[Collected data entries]
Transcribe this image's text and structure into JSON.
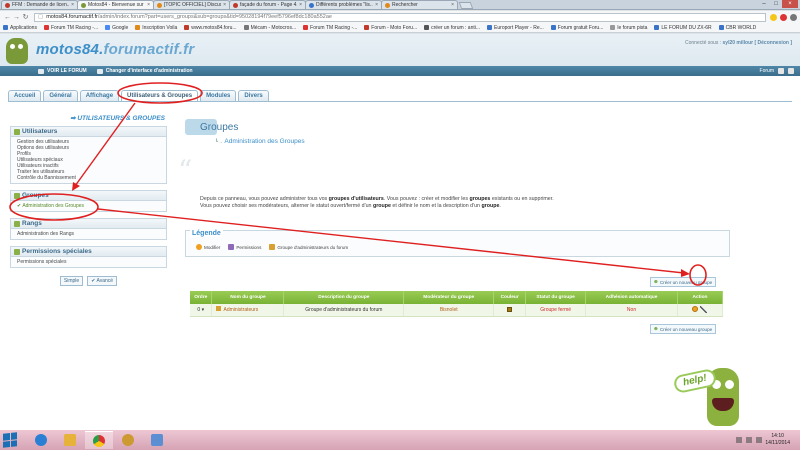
{
  "browser": {
    "tabs": [
      {
        "label": "FFM : Demande de licen...",
        "active": false
      },
      {
        "label": "Motos84 - Bienvenue sur ...",
        "active": true
      },
      {
        "label": "[TOPIC OFFICIEL] Discuss...",
        "active": false
      },
      {
        "label": "façade du forum - Page 4...",
        "active": false
      },
      {
        "label": "Différents problèmes \"lis...",
        "active": false
      },
      {
        "label": "Rechercher",
        "active": false
      }
    ],
    "url_host": "motos84.forumactif.fr",
    "url_path": "/admin/index.forum?part=users_groups&sub=groups&tid=95028194f79eef5796ef8dc180a552ae",
    "bookmarks": [
      "Applications",
      "Forum TM Racing -...",
      "Google",
      "Inscription Voila",
      "www.motos84.foru...",
      "Mécam - Motocros...",
      "Forum TM Racing -...",
      "Forum - Moto Foru...",
      "créer un forum : anti...",
      "Europort Player - Re...",
      "Forum gratuit Foru...",
      "le forum pista",
      "LE FORUM DU ZX-6R",
      "CBR WORLD"
    ]
  },
  "site": {
    "title_main": "motos84.",
    "title_domain": "forumactif.fr",
    "connected_prefix": "Connecté sous :",
    "connected_user": "syl20 millour",
    "connected_logout": "[ Déconnexion ]"
  },
  "topbar": {
    "view_forum": "VOIR LE FORUM",
    "change_interface": "Changer d'interface d'administration",
    "right_label": "Forum"
  },
  "admin_tabs": [
    "Accueil",
    "Général",
    "Affichage",
    "Utilisateurs & Groupes",
    "Modules",
    "Divers"
  ],
  "sidebar": {
    "section_title": "UTILISATEURS & GROUPES",
    "utilisateurs": {
      "title": "Utilisateurs",
      "links": [
        "Gestion des utilisateurs",
        "Options des utilisateurs",
        "Profils",
        "Utilisateurs spéciaux",
        "Utilisateurs inactifs",
        "Traiter les utilisateurs",
        "Contrôle du Bannissement"
      ]
    },
    "groupes": {
      "title": "Groupes",
      "links": [
        "Administration des Groupes"
      ]
    },
    "rangs": {
      "title": "Rangs",
      "links": [
        "Administration des Rangs"
      ]
    },
    "permissions": {
      "title": "Permissions spéciales",
      "links": [
        "Permissions spéciales"
      ]
    },
    "btn_simple": "Simple",
    "btn_avance": "Avancé"
  },
  "main": {
    "title": "Groupes",
    "subtitle": "Administration des Groupes",
    "intro_1a": "Depuis ce panneau, vous pouvez administrer tous vos ",
    "intro_1b": "groupes d'utilisateurs",
    "intro_1c": ". Vous pouvez : créer et modifier les ",
    "intro_1d": "groupes",
    "intro_1e": " existants ou en supprimer.",
    "intro_2a": "Vous pouvez choisir ses modérateurs, alterner le statut ouvert/fermé d'un ",
    "intro_2b": "groupe",
    "intro_2c": " et définir le nom et la description d'un ",
    "intro_2d": "groupe",
    "intro_2e": ".",
    "legend_title": "Légende",
    "legend": [
      "Modifier",
      "Permissions",
      "Groupe d'administrateurs du forum"
    ],
    "create_label": "Créer un nouveau groupe",
    "table": {
      "headers": [
        "Ordre",
        "Nom du groupe",
        "Description du groupe",
        "Modérateur du groupe",
        "Couleur",
        "Statut du groupe",
        "Adhésion automatique",
        "Action"
      ],
      "row": {
        "order": "0",
        "name": "Administrateurs",
        "description": "Groupe d'administrateurs du forum",
        "moderator": "Bisnolet",
        "status": "Groupe fermé",
        "auto": "Non"
      }
    },
    "help": "help!"
  },
  "taskbar": {
    "time": "14:10",
    "date": "14/11/2014"
  },
  "colors": {
    "accent": "#3c8fc9",
    "table_green": "#78b234",
    "annotation_red": "#e02020"
  }
}
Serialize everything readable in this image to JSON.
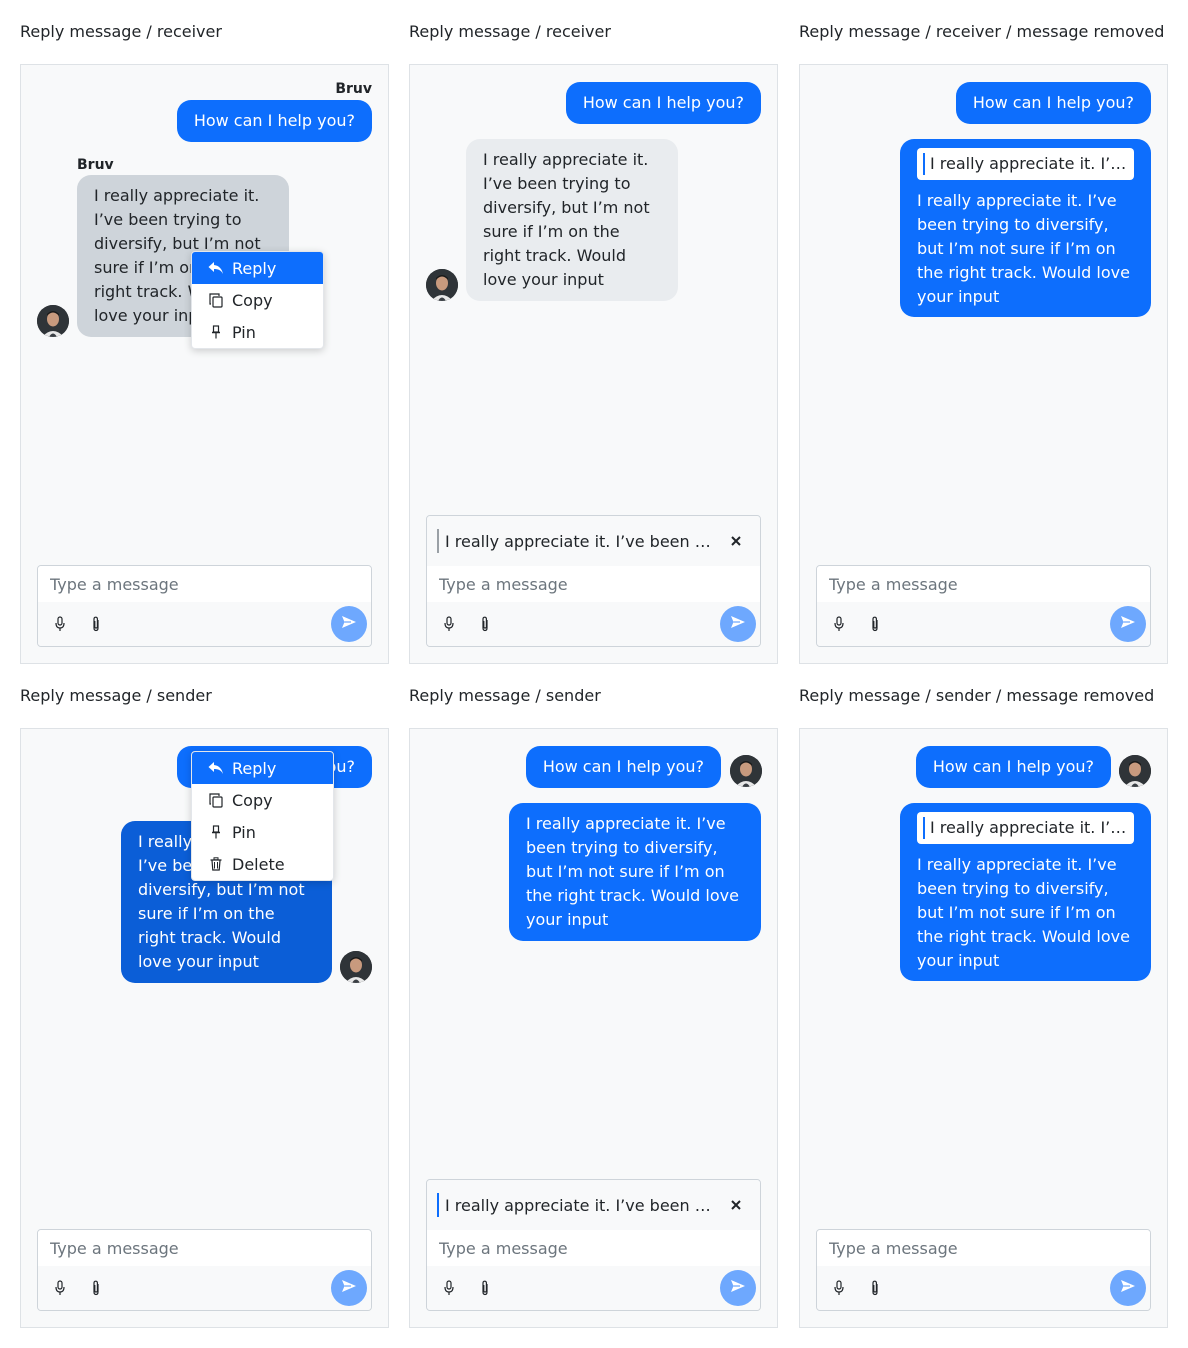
{
  "captions": {
    "c1": "Reply message / receiver",
    "c2": "Reply message / receiver",
    "c3": "Reply message / receiver / message removed",
    "c4": "Reply message / sender",
    "c5": "Reply message / sender",
    "c6": "Reply message / sender / message removed"
  },
  "messages": {
    "question": "How can I help you?",
    "answer": "I really appreciate it. I’ve been trying to diversify, but I’m not sure if I’m on the right track. Would love your input",
    "answer_visible_under_menu": "I really appreciate it. I’ve been trying to diversify, but I’m not sure if I’m o",
    "quote_short": "I really appreciate it. I’…",
    "reply_preview": "I really appreciate it. I’ve been …"
  },
  "sender_name": "Bruv",
  "menu": {
    "reply": "Reply",
    "copy": "Copy",
    "pin": "Pin",
    "delete": "Delete"
  },
  "composer": {
    "placeholder": "Type a message"
  },
  "icons": {
    "mic": "microphone-icon",
    "attach": "paperclip-icon",
    "send": "send-icon",
    "close": "close-icon",
    "reply": "reply-icon",
    "copy": "copy-icon",
    "pin": "pin-icon",
    "delete": "trash-icon"
  },
  "colors": {
    "primary": "#0d6efd",
    "primary_pressed": "#0b5ed7",
    "send_disabled": "#6ea8fe",
    "receiver_bubble": "#e9ecef",
    "receiver_bubble_pressed": "#ced4da",
    "panel_bg": "#f8f9fa"
  }
}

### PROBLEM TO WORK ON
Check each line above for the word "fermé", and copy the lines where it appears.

### ANSWER TO THIS EXERCISE
    "intro_2a": "Vous pouvez choisir ses modérateurs, alterner le statut ouvert/fermé d'un ",
        "status": "Groupe fermé",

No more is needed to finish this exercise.